WHAT IS NEEDED> Select all lines holding the word "verified" from the entries that follow.

THE DATA>
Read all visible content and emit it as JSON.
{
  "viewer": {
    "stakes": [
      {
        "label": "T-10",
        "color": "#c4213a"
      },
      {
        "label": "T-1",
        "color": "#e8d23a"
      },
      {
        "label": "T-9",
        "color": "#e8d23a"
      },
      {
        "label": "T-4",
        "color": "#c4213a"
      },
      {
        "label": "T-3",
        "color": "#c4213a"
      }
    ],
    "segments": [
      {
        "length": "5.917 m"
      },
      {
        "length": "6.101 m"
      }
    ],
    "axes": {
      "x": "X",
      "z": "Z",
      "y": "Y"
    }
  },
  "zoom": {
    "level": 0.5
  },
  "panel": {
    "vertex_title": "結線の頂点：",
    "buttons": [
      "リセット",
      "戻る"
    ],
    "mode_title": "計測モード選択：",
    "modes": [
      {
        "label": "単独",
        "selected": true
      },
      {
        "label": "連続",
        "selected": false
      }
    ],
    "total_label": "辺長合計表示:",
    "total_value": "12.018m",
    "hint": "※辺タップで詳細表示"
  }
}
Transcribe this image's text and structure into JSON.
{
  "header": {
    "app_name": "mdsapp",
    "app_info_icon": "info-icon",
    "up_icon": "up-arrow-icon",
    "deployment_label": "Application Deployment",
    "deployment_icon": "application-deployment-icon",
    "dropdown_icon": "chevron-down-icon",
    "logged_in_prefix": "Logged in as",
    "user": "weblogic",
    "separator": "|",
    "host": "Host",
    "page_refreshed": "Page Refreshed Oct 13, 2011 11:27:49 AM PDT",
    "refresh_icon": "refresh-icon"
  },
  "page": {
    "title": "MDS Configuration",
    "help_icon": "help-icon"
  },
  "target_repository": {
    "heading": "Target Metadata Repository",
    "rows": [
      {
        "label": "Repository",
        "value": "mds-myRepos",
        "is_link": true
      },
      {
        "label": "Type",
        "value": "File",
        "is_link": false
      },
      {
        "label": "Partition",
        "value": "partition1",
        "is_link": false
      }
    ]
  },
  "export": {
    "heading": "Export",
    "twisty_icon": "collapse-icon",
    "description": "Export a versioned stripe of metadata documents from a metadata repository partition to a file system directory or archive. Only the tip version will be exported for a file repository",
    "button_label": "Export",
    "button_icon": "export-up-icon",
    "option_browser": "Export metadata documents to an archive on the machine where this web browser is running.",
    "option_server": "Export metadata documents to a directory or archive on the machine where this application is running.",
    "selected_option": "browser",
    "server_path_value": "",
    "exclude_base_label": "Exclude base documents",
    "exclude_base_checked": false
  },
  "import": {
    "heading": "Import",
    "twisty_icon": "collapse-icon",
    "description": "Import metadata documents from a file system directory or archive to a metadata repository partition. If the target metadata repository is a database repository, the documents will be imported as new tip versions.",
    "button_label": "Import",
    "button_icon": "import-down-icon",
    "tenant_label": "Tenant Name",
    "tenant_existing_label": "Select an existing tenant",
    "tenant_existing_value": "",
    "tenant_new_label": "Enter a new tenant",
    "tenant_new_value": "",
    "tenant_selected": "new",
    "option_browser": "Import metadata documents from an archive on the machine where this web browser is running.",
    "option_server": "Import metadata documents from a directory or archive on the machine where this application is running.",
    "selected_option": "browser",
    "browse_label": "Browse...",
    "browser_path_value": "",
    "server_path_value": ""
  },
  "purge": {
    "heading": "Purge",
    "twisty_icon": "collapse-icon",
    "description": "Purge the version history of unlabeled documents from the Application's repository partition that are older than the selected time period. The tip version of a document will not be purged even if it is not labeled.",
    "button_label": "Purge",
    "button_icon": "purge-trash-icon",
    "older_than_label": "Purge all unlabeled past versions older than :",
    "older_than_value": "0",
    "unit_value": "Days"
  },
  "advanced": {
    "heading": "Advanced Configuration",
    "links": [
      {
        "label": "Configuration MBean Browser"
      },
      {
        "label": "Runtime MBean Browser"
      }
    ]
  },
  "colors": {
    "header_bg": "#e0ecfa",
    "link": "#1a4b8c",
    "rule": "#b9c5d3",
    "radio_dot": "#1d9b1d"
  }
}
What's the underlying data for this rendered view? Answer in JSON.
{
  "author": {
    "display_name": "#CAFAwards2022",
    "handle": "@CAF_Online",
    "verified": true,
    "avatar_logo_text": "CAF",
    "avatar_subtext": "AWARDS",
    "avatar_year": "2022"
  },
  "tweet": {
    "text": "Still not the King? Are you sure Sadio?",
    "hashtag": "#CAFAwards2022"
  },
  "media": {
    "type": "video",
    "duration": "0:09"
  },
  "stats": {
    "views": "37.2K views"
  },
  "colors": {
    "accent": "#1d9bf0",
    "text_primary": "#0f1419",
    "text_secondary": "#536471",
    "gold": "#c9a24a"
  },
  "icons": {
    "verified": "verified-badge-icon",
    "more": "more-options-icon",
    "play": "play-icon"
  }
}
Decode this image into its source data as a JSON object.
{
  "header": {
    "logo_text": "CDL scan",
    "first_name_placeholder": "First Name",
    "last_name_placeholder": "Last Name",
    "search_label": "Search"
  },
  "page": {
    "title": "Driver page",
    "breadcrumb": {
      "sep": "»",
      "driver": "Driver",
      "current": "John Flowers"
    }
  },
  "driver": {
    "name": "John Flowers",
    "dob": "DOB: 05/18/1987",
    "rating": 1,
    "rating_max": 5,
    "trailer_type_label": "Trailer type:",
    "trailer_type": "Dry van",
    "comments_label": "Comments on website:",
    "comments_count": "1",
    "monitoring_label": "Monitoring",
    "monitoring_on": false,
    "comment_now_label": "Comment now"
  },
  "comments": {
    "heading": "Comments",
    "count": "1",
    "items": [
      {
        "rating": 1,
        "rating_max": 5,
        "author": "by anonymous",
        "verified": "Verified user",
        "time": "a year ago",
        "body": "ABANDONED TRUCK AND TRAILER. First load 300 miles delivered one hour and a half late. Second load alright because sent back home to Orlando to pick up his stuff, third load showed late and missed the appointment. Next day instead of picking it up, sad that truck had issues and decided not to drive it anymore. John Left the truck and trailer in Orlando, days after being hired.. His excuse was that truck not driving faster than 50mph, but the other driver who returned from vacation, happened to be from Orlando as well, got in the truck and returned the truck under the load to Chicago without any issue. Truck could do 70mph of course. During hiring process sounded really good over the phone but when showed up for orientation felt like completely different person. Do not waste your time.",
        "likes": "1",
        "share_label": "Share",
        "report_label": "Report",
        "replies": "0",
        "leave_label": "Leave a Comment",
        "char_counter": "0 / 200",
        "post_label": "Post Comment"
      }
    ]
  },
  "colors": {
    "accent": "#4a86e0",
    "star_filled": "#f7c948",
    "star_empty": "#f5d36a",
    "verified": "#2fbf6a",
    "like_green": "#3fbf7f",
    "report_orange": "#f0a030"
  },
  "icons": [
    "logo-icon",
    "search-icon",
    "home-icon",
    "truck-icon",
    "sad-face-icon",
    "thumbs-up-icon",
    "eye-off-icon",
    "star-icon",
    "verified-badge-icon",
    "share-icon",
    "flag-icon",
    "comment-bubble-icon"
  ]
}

RESPONSE AREA>
    "verified": true,
    "verified": "verified-badge-icon",
        "verified": "Verified user",
    "verified": "#2fbf6a",
    "verified-badge-icon",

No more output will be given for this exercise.